Keep in mind that daylight alone is not enough of a circadian stimulus due to:

  1. Interior design choices such as furniture placement, window-shade position, desk space location, and orientation.
  2. Access to daylight penetration – just because you can see a window, doesn’t mean you are receiving the beneficial lighting levels. Light surprisingly doesn’t penetrate that far into the interiors.
  3. Night shift workers who, due to their schedules, don’t have opportunities for natural light exposure.

It’s important to consider multiple light strategies that include proximity to natural light exposure when available, as well as synthetic designs that provide circadian stimulus lighting.


We can bring in direct light from the exterior as seen here in the staff break room.

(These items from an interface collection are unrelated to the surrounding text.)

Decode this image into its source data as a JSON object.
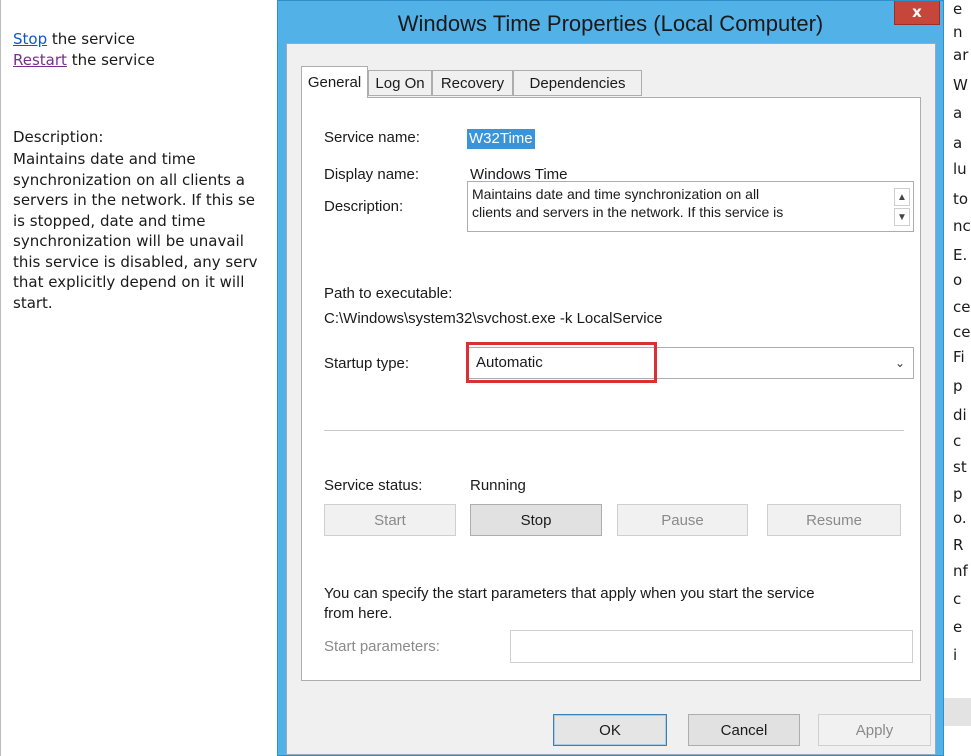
{
  "left_pane": {
    "stop_link": "Stop",
    "stop_suffix": " the service",
    "restart_link": "Restart",
    "restart_suffix": " the service",
    "description_label": "Description:",
    "description_lines": [
      "Maintains date and time",
      "synchronization on all clients a",
      "servers in the network. If this se",
      "is stopped, date and time",
      "synchronization will be unavail",
      "this service is disabled, any serv",
      "that explicitly depend on it will",
      "start."
    ]
  },
  "right_pane": {
    "fragments": [
      "e",
      "n",
      "ar",
      "W",
      "a",
      "a",
      "lu",
      "to",
      "nc",
      "E.",
      "o",
      "ce",
      "ce",
      "Fi",
      "p",
      "di",
      "c",
      "st",
      "p",
      "o.",
      "R",
      "nf",
      "c",
      "e",
      "i"
    ]
  },
  "dialog": {
    "title": "Windows Time Properties (Local Computer)",
    "close_glyph": "x",
    "tabs": [
      {
        "label": "General",
        "active": true
      },
      {
        "label": "Log On",
        "active": false
      },
      {
        "label": "Recovery",
        "active": false
      },
      {
        "label": "Dependencies",
        "active": false
      }
    ],
    "general": {
      "service_name_label": "Service name:",
      "service_name_value": "W32Time",
      "display_name_label": "Display name:",
      "display_name_value": "Windows Time",
      "description_label": "Description:",
      "description_lines": [
        "Maintains date and time synchronization on all",
        "clients and servers in the network. If this service is"
      ],
      "path_label": "Path to executable:",
      "path_value": "C:\\Windows\\system32\\svchost.exe -k LocalService",
      "startup_label": "Startup type:",
      "startup_value": "Automatic",
      "status_label": "Service status:",
      "status_value": "Running",
      "buttons": {
        "start": "Start",
        "stop": "Stop",
        "pause": "Pause",
        "resume": "Resume"
      },
      "help_text_lines": [
        "You can specify the start parameters that apply when you start the service",
        "from here."
      ],
      "start_params_label": "Start parameters:",
      "start_params_value": ""
    },
    "footer": {
      "ok": "OK",
      "cancel": "Cancel",
      "apply": "Apply"
    }
  },
  "colors": {
    "title_bar": "#52b2e8",
    "close_button": "#c7463a",
    "selection": "#3a94d9",
    "highlight": "#d83035",
    "link": "#1155cc",
    "visited_link": "#7b2c8f"
  }
}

When you can’t have access to direct light because you are further inside the building, or it’s night, artificial light can be brought in via indirect lighting, so you don’t have glare or other bad lighting scenarios. For example, installing LED lights in correct color temperatures, or in changing color temperatures, that don’t shine directly into staff’s faces provides a more gentle light that will bounce off ceilings or walls.

Noise Reduction

Stress levels are highly impacted by noise levels found in a work environment. Even short bursts of noise in a work environment can make it extremely difficult to do simple cognitive tasks.

Alternately, a 2009 study reports that in facilities with good acoustic management they found a 20-30% reduction in staff errors, preventing incalculable patient discomfort, and saving facilities billions of dollars annually in avoided costs.

So, what design strategies do we suggest to help achieve good acoustical management?

Space layout – moving away from the open office, or centralized workstations and providing some separate, and smaller, touchdown places.

Noise absorption materials – applied to ceilings, furnishings/finishes, and flooring as carpet absorbs between 15-25% of airborne noise, compared to only 0-5% for the hard surfaces. It is especially effective in absorbing those frequencies common to background noise, which dramatically improves speech recognition.

Improve Air Quality

Better lighting and ventilation promote positive feelings and restorative benefits, helping patients to heal faster. These design features had a similarly positive effect on hospital staff, making them feel more energetic and enthusiastic about their work, which lead to greater job satisfaction.

It is important to get fresh air and air movement to avoid cognitive slumps. In addition, many studies find that specific scents have relaxing effects, improve mood, and reduce anxiety. This same infusion of scent can also mean freshening up the air to remove negative odors such as antiseptic and other chemicals.